■ **TASK ITEM**
The answer must be a single number: how many lines in the entries hold the string "JSON".
(DATA TO PROCESS Opens)
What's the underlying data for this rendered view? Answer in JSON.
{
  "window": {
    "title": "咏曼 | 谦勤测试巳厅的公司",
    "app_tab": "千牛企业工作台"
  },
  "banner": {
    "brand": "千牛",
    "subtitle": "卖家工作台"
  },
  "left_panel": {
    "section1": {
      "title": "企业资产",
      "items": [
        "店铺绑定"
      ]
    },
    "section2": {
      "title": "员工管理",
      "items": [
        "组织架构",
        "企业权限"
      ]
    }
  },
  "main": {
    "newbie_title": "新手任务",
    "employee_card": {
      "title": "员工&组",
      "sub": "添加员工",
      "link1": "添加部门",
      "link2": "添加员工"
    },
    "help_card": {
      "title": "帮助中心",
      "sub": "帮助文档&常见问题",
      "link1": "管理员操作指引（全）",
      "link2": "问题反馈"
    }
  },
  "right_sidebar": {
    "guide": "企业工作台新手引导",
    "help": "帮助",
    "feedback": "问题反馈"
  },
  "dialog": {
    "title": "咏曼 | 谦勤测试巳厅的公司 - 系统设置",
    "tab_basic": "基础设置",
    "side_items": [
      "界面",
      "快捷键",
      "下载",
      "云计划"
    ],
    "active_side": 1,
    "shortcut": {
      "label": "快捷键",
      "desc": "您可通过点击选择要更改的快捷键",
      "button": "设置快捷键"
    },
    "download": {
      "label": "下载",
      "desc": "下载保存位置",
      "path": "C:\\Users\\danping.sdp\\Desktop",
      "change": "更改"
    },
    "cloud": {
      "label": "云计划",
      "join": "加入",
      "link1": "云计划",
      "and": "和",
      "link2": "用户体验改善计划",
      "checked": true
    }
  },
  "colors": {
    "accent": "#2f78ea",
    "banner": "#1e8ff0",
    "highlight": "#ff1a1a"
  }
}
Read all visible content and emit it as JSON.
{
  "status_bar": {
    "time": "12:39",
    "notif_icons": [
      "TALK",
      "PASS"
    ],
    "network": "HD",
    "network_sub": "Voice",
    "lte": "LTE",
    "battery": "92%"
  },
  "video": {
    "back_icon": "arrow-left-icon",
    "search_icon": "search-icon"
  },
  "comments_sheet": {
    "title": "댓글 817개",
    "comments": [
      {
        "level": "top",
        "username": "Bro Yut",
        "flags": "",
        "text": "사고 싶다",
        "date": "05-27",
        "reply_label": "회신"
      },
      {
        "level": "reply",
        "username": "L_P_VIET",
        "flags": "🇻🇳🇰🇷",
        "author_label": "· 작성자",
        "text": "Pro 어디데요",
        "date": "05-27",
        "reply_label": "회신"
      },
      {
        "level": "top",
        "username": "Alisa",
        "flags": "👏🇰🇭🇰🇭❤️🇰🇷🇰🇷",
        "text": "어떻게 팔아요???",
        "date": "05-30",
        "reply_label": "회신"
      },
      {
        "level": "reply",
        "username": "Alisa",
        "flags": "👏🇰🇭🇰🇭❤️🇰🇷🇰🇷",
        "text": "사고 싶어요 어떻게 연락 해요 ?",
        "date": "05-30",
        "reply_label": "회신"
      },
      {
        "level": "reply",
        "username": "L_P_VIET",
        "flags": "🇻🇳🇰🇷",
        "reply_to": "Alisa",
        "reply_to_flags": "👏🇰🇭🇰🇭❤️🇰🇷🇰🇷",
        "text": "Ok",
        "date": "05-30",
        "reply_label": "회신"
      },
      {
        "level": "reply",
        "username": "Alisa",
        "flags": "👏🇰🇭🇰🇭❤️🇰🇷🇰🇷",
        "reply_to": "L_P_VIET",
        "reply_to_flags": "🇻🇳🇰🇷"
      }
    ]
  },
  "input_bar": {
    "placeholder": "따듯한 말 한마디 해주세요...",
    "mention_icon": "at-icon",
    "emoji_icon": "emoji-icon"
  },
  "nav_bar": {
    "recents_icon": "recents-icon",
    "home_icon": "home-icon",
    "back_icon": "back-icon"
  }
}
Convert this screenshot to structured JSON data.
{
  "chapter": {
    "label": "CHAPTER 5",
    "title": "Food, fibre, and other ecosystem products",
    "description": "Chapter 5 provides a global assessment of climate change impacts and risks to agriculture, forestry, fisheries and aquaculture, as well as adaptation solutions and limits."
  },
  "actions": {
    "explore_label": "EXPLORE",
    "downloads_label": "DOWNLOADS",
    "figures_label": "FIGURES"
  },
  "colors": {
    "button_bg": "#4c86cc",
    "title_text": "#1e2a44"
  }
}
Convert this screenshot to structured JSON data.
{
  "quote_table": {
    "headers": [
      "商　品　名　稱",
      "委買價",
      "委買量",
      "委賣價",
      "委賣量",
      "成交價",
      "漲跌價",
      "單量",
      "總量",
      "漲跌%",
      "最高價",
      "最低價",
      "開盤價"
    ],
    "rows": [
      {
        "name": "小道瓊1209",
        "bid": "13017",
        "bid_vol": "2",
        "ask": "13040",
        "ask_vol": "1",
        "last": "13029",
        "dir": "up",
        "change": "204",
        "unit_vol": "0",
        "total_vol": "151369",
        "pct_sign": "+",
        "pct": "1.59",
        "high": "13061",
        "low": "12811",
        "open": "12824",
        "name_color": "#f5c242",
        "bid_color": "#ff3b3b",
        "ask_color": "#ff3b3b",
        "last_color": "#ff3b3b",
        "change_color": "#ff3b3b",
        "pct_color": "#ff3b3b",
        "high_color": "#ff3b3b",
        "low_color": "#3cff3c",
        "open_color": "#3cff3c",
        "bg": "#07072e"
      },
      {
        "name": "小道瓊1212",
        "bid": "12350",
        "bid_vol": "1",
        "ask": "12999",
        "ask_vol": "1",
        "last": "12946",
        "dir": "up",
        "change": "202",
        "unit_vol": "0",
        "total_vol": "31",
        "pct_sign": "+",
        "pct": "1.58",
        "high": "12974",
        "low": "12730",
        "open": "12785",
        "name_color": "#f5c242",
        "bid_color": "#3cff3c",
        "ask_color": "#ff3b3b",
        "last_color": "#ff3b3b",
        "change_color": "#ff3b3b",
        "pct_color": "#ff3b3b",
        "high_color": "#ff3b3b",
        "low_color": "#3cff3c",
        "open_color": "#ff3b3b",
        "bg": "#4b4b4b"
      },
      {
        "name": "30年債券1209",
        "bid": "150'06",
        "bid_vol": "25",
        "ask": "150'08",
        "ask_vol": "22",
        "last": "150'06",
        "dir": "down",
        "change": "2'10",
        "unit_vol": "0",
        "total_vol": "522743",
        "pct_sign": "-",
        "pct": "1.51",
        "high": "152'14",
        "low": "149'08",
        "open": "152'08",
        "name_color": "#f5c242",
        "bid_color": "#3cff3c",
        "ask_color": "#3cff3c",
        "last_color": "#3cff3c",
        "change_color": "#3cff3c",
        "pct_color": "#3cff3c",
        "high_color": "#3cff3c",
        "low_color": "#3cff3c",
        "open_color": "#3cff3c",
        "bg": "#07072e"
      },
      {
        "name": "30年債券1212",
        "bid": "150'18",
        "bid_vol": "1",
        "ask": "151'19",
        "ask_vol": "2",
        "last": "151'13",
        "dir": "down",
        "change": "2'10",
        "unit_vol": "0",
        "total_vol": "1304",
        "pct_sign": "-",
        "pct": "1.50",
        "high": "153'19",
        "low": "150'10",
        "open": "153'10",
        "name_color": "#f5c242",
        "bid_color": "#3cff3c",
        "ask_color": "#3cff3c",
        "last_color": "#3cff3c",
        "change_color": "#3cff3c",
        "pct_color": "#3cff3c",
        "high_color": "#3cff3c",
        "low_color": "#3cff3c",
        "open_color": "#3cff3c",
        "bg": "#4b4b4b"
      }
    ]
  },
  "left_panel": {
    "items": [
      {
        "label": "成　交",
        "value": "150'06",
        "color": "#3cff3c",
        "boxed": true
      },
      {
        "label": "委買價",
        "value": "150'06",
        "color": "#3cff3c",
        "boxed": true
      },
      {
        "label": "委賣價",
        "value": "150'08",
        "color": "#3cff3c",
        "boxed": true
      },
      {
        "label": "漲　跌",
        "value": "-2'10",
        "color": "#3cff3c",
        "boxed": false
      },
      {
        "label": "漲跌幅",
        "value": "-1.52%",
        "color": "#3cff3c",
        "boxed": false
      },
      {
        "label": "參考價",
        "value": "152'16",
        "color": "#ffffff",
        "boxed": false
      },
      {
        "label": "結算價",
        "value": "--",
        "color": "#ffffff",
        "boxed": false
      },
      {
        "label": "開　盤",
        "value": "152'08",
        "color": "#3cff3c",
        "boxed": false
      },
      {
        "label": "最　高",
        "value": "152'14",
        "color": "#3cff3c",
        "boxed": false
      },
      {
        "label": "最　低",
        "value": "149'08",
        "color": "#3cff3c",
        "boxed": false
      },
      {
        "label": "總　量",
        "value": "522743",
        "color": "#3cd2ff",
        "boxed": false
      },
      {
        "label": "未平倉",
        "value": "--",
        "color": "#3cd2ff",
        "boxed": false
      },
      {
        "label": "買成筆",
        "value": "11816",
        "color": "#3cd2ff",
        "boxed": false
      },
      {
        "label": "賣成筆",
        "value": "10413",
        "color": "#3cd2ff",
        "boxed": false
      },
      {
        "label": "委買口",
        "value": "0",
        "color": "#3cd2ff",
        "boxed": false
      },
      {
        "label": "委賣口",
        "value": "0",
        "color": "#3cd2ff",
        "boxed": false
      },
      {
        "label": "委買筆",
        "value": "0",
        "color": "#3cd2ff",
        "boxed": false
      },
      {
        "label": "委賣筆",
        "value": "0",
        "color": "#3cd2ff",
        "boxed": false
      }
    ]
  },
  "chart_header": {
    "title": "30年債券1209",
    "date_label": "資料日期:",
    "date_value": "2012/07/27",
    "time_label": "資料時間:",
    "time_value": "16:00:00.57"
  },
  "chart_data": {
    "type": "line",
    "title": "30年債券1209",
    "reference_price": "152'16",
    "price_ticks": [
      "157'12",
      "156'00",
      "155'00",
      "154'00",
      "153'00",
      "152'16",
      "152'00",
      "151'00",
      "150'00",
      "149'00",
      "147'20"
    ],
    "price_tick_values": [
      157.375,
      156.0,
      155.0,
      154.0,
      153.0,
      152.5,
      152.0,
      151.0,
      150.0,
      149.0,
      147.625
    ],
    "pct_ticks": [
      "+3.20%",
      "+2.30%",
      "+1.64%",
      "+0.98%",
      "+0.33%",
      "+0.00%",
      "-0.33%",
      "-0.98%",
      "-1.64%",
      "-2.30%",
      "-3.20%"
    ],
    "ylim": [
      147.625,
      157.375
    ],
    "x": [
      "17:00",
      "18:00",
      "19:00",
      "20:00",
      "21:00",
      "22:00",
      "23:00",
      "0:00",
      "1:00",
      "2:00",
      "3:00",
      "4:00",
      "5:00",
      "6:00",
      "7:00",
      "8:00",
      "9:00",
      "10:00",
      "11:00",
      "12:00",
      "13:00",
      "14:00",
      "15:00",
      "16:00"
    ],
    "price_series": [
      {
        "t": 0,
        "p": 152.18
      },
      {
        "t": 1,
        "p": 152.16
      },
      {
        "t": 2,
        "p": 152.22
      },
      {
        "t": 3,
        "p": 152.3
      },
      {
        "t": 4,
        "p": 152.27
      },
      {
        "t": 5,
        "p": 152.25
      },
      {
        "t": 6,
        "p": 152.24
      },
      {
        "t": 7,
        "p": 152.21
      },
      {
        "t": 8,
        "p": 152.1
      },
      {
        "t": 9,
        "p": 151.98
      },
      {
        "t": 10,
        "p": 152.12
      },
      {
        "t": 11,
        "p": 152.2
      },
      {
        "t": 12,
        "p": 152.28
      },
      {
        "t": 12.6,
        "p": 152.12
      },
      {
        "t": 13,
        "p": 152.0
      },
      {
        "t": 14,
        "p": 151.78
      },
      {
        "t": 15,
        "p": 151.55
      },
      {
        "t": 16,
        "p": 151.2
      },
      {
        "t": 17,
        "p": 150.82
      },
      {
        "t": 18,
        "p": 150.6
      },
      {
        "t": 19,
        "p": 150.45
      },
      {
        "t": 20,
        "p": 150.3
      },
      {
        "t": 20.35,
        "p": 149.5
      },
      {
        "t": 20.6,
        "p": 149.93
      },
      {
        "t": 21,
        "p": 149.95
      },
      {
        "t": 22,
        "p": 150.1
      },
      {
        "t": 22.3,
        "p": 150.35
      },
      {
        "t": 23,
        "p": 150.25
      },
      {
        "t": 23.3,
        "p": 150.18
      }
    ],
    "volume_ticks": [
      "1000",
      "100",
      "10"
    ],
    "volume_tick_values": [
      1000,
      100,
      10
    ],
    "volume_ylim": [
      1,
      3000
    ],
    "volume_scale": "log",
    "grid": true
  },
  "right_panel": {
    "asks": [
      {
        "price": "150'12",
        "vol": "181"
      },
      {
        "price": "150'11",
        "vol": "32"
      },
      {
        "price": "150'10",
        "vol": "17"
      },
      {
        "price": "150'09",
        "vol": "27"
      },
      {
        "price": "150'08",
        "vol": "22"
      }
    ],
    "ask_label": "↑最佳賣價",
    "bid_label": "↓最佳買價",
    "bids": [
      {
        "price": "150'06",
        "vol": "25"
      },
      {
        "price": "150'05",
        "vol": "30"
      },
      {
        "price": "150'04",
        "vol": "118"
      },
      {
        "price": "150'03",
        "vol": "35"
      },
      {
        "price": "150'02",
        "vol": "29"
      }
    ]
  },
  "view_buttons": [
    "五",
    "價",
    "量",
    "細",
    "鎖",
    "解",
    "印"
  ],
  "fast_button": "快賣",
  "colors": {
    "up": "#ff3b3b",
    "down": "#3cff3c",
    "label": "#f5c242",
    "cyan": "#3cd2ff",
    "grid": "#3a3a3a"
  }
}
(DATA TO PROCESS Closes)
■ **EXPECTED ANSWER**
4